I was talking to Ms. L, a history teacher:
“You teach like you’re working in a garden. You’ll plant a seed one place, pull a weed in another place. You’ll prune something one day, and the next day you’ll water something completely different.”
“Yup,” she said, “I just putter around, doing a little bit here, and a little bit there, but planning the whole time for the big effect, and when we get to the end of a unit, everything fills in, and the students have a big giant cornucopia of understanding.”
“Nice!” I replied. “I can’t teach like that. Learning math is like building a house. The knowledge builds on itself. First you need to lay the foundation. Then you frame it. Then you add plumbing and electrical. After that, the roof, insulation, sheetrock, and then all the internal fixtures.”
“You’re right” she agreed, “in math everything builds up, resting on something else. You can’t teach division before addition, and you can’t teach calculus before they learn algebra.”
We taught different subjects, and we recognized that those subjects reflected different modes of thinking, that those different modes of thinking required different modes of learning, and had structured our classroom styles appropriately.
The Faculty Room is talking about whether or how students should be grouped.
I haven’t collected real data, but I’ve asked around, and I’ve got a gut feeling (and this is reinforced by the demographic of responders to those questions): Heterogenous grouping causes a lot more difficulty in math than it does in other subjects. That difficulty is directly related to the difference related above.

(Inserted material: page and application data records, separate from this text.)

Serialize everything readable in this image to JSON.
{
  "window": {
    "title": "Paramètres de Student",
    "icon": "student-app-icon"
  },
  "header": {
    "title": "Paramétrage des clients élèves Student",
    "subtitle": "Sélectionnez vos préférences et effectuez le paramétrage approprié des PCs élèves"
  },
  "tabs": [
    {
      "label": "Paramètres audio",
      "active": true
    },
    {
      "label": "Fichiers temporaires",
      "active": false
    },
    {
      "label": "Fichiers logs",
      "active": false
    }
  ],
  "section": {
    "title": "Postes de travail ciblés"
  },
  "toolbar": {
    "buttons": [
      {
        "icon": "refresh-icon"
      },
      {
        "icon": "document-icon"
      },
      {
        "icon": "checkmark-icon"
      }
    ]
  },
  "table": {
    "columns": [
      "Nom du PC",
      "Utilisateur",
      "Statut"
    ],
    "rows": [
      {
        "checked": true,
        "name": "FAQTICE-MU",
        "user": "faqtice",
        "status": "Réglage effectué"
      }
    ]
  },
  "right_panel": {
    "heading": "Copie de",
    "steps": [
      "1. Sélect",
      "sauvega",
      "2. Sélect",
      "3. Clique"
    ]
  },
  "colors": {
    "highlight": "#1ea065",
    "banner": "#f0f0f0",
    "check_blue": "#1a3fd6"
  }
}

I have been to dozens of trainings on differentiated instruction. Not one single one of the techniques we learned in those trainings was applicable to math. I’ve heard administrators and professors tell us that we need to differentiate our instruction, without any clue as to how to actually do so. (Generally those who attempted to give advice only demonstrated how woefully little they understood math.) The few administrators I’ve had with a math background were unanimous in their appreciation of the difficulty2 of the task.
I can’t argue that homogenous grouping is a panacea, either. The emotional toll and lack of successful role models in the bottom groups can be crippling. I know – that’s what I’m teaching right now. I see it every week. And yet, those kids are going to have a much greater chance of success next year because they had a chance to work on their foundation and will have something solid to build on.
So, why is it that the advocates of heterogeneity can recognize that one size fits all is bad for students, but insist on treating all academic disciplines the same?
1 I’m willing to be wrong on this. I suppose it is possible, in at least some cases, to teach the concepts without the foundation. But that understanding will lack rigor, and be hugely missing in the abstraction that I talked about yesterday when i was trying to write this post.
2 It is not completely impossible. I have managed to design some lessons that allow for a broad range of skills. Those are great teaching – I get out of the way, and students discover the knowledge for themselves. The more advanced students discover more, the less advanced proportionately less. But they are also the exception – most lessons build heavily on previously developed concepts, and a students success is very related to how well they understood those previous concepts.